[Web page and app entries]
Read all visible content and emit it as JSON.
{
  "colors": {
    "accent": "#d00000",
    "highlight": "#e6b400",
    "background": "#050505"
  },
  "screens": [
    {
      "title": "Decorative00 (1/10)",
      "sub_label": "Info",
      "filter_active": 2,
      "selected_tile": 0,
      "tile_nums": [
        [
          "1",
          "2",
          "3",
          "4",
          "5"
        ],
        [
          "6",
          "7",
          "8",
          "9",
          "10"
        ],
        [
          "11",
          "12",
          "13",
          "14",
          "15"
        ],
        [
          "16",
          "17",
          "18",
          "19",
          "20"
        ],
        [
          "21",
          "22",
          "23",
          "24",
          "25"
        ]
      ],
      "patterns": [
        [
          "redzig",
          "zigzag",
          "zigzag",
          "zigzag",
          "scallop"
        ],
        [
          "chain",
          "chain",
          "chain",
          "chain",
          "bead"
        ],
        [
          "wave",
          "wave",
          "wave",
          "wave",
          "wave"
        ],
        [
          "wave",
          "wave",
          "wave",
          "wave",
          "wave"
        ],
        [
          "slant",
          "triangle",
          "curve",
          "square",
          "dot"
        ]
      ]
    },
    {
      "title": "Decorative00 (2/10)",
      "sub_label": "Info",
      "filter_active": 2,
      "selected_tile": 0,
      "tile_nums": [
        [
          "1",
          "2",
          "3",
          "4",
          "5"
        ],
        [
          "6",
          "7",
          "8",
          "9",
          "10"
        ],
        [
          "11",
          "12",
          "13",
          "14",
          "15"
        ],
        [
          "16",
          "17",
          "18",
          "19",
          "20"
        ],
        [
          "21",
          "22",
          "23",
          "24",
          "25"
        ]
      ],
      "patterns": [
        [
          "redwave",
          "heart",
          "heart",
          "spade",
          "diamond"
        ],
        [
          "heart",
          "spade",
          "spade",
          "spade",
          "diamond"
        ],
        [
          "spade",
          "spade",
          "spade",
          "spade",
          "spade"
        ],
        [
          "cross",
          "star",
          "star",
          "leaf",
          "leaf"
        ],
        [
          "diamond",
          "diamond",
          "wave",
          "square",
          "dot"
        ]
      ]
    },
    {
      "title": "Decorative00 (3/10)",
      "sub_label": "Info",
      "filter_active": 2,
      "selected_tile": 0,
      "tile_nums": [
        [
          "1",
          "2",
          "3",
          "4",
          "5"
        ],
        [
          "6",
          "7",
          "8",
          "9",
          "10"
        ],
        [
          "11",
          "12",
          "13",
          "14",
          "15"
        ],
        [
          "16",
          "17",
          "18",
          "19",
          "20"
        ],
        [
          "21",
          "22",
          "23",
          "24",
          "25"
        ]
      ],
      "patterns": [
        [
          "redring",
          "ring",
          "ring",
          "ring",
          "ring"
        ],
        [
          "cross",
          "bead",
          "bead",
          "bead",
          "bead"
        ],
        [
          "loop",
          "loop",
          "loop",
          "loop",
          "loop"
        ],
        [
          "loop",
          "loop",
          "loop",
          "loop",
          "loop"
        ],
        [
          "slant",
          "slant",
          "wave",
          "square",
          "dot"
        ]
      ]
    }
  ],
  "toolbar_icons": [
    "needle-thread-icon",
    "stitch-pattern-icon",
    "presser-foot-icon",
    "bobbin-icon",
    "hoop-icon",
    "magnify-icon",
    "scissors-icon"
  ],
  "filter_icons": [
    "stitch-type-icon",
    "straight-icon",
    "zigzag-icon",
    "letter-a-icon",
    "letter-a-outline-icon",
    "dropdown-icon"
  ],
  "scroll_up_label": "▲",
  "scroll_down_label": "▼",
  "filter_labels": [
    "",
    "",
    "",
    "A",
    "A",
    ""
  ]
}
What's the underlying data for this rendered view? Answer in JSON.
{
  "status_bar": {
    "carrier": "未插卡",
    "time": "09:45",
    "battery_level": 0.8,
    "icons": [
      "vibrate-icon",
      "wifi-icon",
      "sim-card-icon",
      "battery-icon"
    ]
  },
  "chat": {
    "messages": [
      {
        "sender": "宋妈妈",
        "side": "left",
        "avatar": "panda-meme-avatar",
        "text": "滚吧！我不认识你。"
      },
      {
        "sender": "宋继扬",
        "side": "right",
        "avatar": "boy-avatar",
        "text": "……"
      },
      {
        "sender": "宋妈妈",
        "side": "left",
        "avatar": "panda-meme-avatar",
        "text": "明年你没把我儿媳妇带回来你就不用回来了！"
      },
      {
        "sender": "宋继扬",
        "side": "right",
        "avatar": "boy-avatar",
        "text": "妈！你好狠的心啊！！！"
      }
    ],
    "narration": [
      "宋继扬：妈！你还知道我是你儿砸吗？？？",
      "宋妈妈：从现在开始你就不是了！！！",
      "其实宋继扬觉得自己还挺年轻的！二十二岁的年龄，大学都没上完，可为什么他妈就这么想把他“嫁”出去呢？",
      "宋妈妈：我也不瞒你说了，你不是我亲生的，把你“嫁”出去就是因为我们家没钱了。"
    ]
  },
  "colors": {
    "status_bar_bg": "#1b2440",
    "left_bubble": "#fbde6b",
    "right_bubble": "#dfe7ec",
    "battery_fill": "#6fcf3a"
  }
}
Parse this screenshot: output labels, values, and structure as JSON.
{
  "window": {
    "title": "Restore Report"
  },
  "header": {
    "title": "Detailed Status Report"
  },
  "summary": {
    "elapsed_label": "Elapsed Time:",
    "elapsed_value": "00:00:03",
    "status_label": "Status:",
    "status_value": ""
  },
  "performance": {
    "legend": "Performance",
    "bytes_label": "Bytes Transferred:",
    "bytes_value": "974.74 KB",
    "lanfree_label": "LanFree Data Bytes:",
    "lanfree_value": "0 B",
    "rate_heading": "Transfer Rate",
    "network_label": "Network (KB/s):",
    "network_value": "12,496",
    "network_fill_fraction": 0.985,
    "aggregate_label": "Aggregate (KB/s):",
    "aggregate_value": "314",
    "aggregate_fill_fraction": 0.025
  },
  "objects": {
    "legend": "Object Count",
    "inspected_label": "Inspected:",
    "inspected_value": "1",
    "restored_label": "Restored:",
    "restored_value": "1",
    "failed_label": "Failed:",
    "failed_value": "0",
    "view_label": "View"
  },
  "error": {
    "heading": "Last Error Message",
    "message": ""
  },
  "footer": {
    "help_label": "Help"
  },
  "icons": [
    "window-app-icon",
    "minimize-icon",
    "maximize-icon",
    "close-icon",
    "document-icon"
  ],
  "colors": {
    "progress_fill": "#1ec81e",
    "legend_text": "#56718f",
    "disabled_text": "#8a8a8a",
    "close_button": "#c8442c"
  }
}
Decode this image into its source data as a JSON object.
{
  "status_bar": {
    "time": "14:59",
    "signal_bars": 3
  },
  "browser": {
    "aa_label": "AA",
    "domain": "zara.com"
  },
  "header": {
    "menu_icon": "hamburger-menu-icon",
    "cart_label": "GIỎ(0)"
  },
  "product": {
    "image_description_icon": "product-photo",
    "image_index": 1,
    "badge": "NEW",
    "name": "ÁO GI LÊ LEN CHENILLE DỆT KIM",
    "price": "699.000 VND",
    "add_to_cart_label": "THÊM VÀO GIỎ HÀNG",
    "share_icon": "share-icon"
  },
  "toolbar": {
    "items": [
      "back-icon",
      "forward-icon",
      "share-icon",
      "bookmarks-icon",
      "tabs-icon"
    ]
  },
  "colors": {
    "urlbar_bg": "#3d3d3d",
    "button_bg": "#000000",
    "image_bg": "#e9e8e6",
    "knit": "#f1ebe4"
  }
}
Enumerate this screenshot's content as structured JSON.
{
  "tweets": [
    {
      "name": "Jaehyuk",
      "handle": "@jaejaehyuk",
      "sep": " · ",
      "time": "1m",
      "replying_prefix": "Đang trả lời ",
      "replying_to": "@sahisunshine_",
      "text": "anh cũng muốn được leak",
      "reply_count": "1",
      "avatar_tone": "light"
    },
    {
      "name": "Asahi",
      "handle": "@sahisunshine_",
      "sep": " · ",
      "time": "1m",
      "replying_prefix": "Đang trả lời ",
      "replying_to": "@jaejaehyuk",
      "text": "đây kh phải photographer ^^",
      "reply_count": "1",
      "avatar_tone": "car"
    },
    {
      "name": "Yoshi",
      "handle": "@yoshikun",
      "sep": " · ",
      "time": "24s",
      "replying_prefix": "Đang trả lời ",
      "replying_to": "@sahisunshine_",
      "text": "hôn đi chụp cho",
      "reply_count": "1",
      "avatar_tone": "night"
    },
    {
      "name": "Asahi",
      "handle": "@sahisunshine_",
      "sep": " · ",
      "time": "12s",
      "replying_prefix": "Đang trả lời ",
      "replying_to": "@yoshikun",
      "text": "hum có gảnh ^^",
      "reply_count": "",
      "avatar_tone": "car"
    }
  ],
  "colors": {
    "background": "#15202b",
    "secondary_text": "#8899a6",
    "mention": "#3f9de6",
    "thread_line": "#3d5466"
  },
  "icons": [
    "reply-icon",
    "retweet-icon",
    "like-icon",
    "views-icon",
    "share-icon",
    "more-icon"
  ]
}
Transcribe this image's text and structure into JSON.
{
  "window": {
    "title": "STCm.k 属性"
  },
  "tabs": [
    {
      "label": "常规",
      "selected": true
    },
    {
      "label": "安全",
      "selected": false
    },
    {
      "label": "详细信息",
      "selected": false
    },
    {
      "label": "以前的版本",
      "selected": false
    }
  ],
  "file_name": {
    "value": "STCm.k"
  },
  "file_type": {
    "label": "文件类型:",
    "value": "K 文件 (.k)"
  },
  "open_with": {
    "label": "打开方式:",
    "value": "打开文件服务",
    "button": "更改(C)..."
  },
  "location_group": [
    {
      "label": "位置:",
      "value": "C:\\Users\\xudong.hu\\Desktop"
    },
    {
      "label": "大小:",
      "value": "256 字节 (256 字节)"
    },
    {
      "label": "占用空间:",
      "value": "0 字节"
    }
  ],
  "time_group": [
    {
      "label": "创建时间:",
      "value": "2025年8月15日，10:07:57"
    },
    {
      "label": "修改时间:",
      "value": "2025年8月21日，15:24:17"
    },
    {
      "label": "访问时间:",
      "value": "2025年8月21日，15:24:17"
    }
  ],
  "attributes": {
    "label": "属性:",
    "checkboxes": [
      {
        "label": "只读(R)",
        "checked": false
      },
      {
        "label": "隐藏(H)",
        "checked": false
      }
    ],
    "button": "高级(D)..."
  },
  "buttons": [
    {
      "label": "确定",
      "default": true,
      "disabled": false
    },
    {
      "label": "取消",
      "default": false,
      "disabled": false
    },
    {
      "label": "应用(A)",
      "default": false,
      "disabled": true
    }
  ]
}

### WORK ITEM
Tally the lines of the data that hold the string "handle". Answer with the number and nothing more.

### ANSWER SECTION
4